[Opening Material for the task section]

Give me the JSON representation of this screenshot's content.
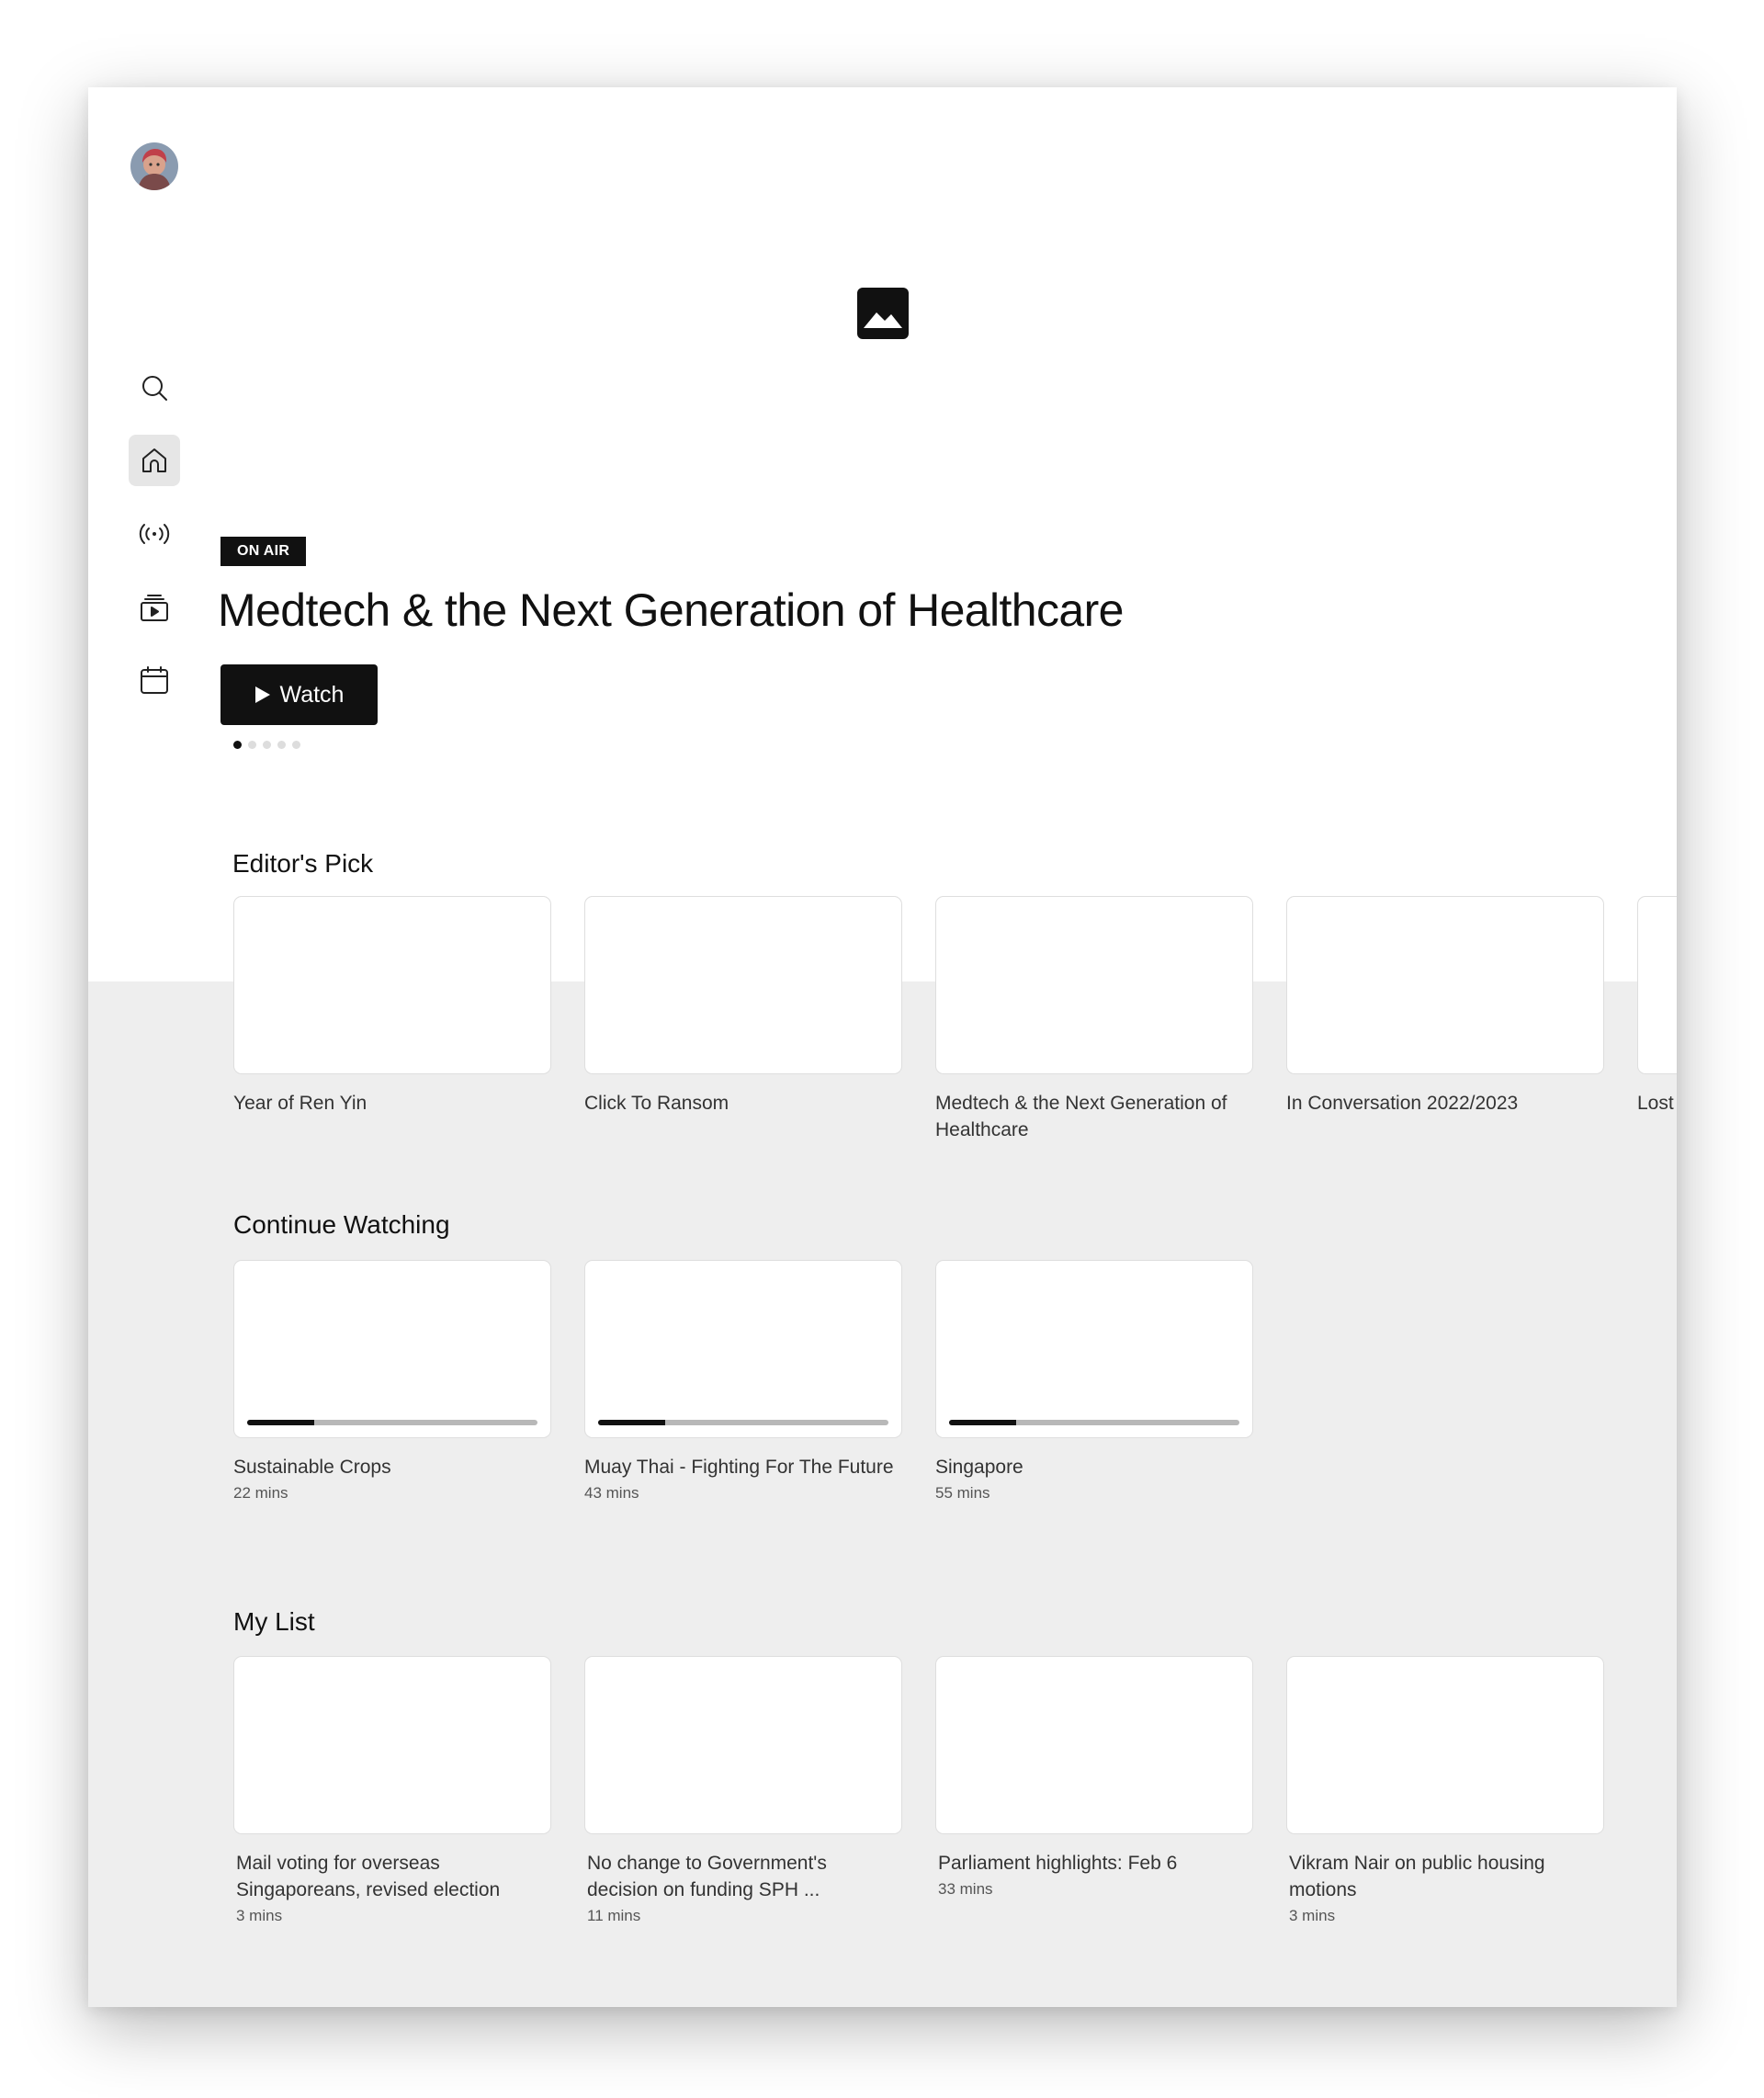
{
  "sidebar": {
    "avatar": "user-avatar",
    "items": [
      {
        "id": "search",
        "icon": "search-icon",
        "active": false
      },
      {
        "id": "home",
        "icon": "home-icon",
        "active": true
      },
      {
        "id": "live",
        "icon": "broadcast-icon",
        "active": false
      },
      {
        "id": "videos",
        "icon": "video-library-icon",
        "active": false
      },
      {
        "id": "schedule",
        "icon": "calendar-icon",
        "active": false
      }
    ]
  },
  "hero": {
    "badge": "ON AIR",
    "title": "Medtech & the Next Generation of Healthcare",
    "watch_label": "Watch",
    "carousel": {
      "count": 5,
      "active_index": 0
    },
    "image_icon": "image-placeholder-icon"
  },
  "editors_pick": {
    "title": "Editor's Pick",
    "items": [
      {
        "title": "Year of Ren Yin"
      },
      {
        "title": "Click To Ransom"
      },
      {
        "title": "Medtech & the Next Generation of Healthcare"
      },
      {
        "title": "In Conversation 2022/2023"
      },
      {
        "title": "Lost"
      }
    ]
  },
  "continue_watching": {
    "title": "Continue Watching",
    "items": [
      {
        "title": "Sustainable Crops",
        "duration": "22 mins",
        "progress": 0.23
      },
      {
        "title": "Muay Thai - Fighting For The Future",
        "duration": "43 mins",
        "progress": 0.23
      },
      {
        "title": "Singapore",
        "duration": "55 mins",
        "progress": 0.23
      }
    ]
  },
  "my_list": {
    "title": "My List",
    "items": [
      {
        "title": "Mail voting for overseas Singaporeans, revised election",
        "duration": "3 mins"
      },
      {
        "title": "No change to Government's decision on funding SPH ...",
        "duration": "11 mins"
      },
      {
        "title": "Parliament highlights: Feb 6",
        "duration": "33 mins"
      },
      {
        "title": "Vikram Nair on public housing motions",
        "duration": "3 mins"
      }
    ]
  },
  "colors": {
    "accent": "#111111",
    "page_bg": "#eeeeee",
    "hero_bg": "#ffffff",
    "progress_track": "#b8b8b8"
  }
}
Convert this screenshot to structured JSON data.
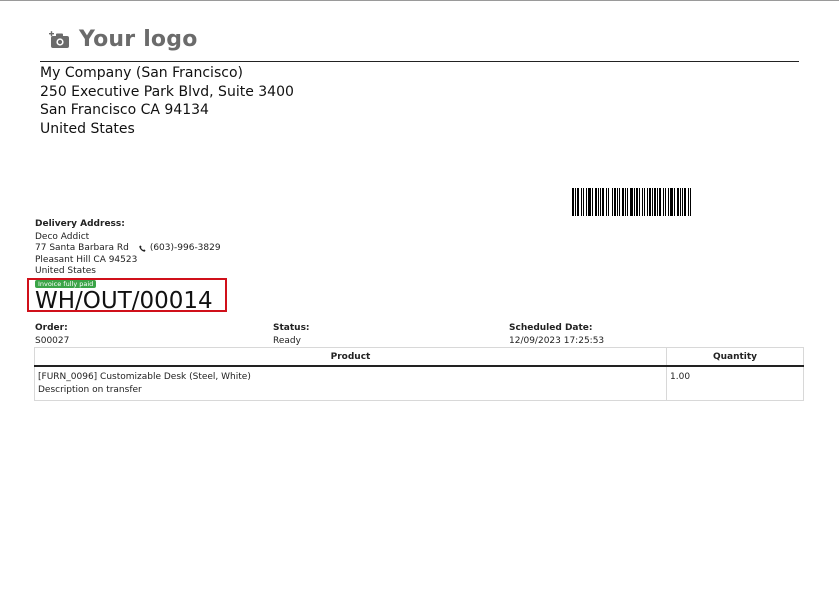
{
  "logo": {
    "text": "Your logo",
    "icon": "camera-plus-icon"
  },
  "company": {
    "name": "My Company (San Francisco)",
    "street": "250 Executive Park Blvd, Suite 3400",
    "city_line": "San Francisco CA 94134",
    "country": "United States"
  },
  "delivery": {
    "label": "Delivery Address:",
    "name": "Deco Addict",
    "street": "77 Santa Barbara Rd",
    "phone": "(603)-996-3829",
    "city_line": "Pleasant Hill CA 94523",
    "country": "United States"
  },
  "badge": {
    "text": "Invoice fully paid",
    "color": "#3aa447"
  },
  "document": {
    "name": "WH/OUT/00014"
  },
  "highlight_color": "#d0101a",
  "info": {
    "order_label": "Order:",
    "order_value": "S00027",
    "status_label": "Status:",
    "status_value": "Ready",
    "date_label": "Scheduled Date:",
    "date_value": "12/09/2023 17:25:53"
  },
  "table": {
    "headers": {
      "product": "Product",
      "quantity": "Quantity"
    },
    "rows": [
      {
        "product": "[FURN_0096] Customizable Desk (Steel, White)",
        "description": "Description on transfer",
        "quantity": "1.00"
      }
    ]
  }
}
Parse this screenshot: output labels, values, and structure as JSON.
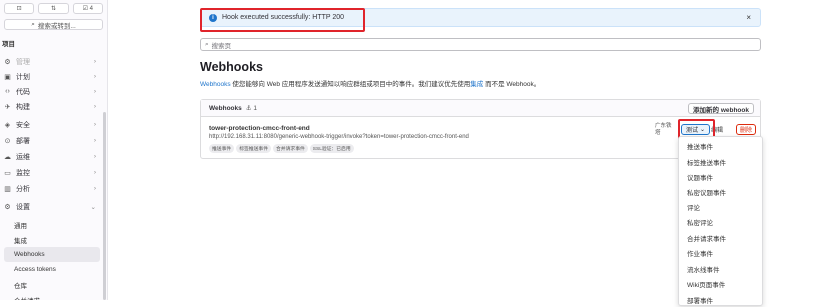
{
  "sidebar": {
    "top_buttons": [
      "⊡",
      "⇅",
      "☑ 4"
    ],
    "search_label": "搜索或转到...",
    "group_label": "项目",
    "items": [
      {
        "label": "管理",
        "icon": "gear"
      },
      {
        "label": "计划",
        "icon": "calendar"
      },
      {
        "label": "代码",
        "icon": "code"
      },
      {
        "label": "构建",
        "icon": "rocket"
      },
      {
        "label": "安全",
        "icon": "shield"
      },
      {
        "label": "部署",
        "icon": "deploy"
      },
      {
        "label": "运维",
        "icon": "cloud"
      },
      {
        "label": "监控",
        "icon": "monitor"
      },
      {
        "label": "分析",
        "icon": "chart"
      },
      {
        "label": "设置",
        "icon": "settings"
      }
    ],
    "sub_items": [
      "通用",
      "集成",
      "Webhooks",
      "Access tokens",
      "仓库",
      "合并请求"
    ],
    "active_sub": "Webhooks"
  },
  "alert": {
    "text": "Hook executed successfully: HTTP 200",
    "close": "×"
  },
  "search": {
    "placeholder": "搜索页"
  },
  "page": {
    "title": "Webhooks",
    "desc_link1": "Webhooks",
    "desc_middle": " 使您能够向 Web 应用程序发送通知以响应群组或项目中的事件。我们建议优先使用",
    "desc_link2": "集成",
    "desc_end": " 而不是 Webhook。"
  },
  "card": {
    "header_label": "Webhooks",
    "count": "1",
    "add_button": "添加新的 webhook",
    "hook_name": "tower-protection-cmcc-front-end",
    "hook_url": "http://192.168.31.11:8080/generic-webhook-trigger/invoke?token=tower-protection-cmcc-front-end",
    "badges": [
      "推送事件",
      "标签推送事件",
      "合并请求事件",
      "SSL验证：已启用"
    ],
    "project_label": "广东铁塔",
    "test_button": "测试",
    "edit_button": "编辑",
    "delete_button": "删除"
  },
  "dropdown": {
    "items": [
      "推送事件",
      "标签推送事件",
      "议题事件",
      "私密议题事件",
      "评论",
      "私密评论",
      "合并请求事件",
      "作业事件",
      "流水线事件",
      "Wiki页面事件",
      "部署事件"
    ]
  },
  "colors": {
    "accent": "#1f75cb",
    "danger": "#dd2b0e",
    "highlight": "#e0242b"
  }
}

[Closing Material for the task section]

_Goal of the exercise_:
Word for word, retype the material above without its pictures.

_Solution to this problem_:
Give me the JSON representation of this screenshot's content.
{
  "sidebar": {
    "avatar": "user-avatar",
    "items": [
      {
        "id": "search",
        "icon": "search-icon",
        "active": false
      },
      {
        "id": "home",
        "icon": "home-icon",
        "active": true
      },
      {
        "id": "live",
        "icon": "broadcast-icon",
        "active": false
      },
      {
        "id": "videos",
        "icon": "video-library-icon",
        "active": false
      },
      {
        "id": "schedule",
        "icon": "calendar-icon",
        "active": false
      }
    ]
  },
  "hero": {
    "badge": "ON AIR",
    "title": "Medtech & the Next Generation of Healthcare",
    "watch_label": "Watch",
    "carousel": {
      "count": 5,
      "active_index": 0
    },
    "image_icon": "image-placeholder-icon"
  },
  "editors_pick": {
    "title": "Editor's Pick",
    "items": [
      {
        "title": "Year of Ren Yin"
      },
      {
        "title": "Click To Ransom"
      },
      {
        "title": "Medtech & the Next Generation of Healthcare"
      },
      {
        "title": "In Conversation 2022/2023"
      },
      {
        "title": "Lost"
      }
    ]
  },
  "continue_watching": {
    "title": "Continue Watching",
    "items": [
      {
        "title": "Sustainable Crops",
        "duration": "22 mins",
        "progress": 0.23
      },
      {
        "title": "Muay Thai - Fighting For The Future",
        "duration": "43 mins",
        "progress": 0.23
      },
      {
        "title": "Singapore",
        "duration": "55 mins",
        "progress": 0.23
      }
    ]
  },
  "my_list": {
    "title": "My List",
    "items": [
      {
        "title": "Mail voting for overseas Singaporeans, revised election",
        "duration": "3 mins"
      },
      {
        "title": "No change to Government's decision on funding SPH ...",
        "duration": "11 mins"
      },
      {
        "title": "Parliament highlights: Feb 6",
        "duration": "33 mins"
      },
      {
        "title": "Vikram Nair on public housing motions",
        "duration": "3 mins"
      }
    ]
  },
  "colors": {
    "accent": "#111111",
    "page_bg": "#eeeeee",
    "hero_bg": "#ffffff",
    "progress_track": "#b8b8b8"
  }
}
Convert this screenshot to structured JSON data.
{
  "logo": {
    "text": "Your logo",
    "icon": "camera-plus-icon"
  },
  "company": {
    "name": "My Company (San Francisco)",
    "street": "250 Executive Park Blvd, Suite 3400",
    "city_line": "San Francisco CA 94134",
    "country": "United States"
  },
  "delivery": {
    "label": "Delivery Address:",
    "name": "Deco Addict",
    "street": "77 Santa Barbara Rd",
    "phone": "(603)-996-3829",
    "city_line": "Pleasant Hill CA 94523",
    "country": "United States"
  },
  "badge": {
    "text": "Invoice fully paid",
    "color": "#3aa447"
  },
  "document": {
    "name": "WH/OUT/00014"
  },
  "highlight_color": "#d0101a",
  "info": {
    "order_label": "Order:",
    "order_value": "S00027",
    "status_label": "Status:",
    "status_value": "Ready",
    "date_label": "Scheduled Date:",
    "date_value": "12/09/2023 17:25:53"
  },
  "table": {
    "headers": {
      "product": "Product",
      "quantity": "Quantity"
    },
    "rows": [
      {
        "product": "[FURN_0096] Customizable Desk (Steel, White)",
        "description": "Description on transfer",
        "quantity": "1.00"
      }
    ]
  }
}
Parse this screenshot: output labels, values, and structure as JSON.
{
  "sidebar": {
    "top_buttons": [
      "⊡",
      "⇅",
      "☑ 4"
    ],
    "search_label": "搜索或转到...",
    "group_label": "项目",
    "items": [
      {
        "label": "管理",
        "icon": "gear"
      },
      {
        "label": "计划",
        "icon": "calendar"
      },
      {
        "label": "代码",
        "icon": "code"
      },
      {
        "label": "构建",
        "icon": "rocket"
      },
      {
        "label": "安全",
        "icon": "shield"
      },
      {
        "label": "部署",
        "icon": "deploy"
      },
      {
        "label": "运维",
        "icon": "cloud"
      },
      {
        "label": "监控",
        "icon": "monitor"
      },
      {
        "label": "分析",
        "icon": "chart"
      },
      {
        "label": "设置",
        "icon": "settings"
      }
    ],
    "sub_items": [
      "通用",
      "集成",
      "Webhooks",
      "Access tokens",
      "仓库",
      "合并请求"
    ],
    "active_sub": "Webhooks"
  },
  "alert": {
    "text": "Hook executed successfully: HTTP 200",
    "close": "×"
  },
  "search": {
    "placeholder": "搜索页"
  },
  "page": {
    "title": "Webhooks",
    "desc_link1": "Webhooks",
    "desc_middle": " 使您能够向 Web 应用程序发送通知以响应群组或项目中的事件。我们建议优先使用",
    "desc_link2": "集成",
    "desc_end": " 而不是 Webhook。"
  },
  "card": {
    "header_label": "Webhooks",
    "count": "1",
    "add_button": "添加新的 webhook",
    "hook_name": "tower-protection-cmcc-front-end",
    "hook_url": "http://192.168.31.11:8080/generic-webhook-trigger/invoke?token=tower-protection-cmcc-front-end",
    "badges": [
      "推送事件",
      "标签推送事件",
      "合并请求事件",
      "SSL验证：已启用"
    ],
    "project_label": "广东铁塔",
    "test_button": "测试",
    "edit_button": "编辑",
    "delete_button": "删除"
  },
  "dropdown": {
    "items": [
      "推送事件",
      "标签推送事件",
      "议题事件",
      "私密议题事件",
      "评论",
      "私密评论",
      "合并请求事件",
      "作业事件",
      "流水线事件",
      "Wiki页面事件",
      "部署事件"
    ]
  },
  "colors": {
    "accent": "#1f75cb",
    "danger": "#dd2b0e",
    "highlight": "#e0242b"
  }
}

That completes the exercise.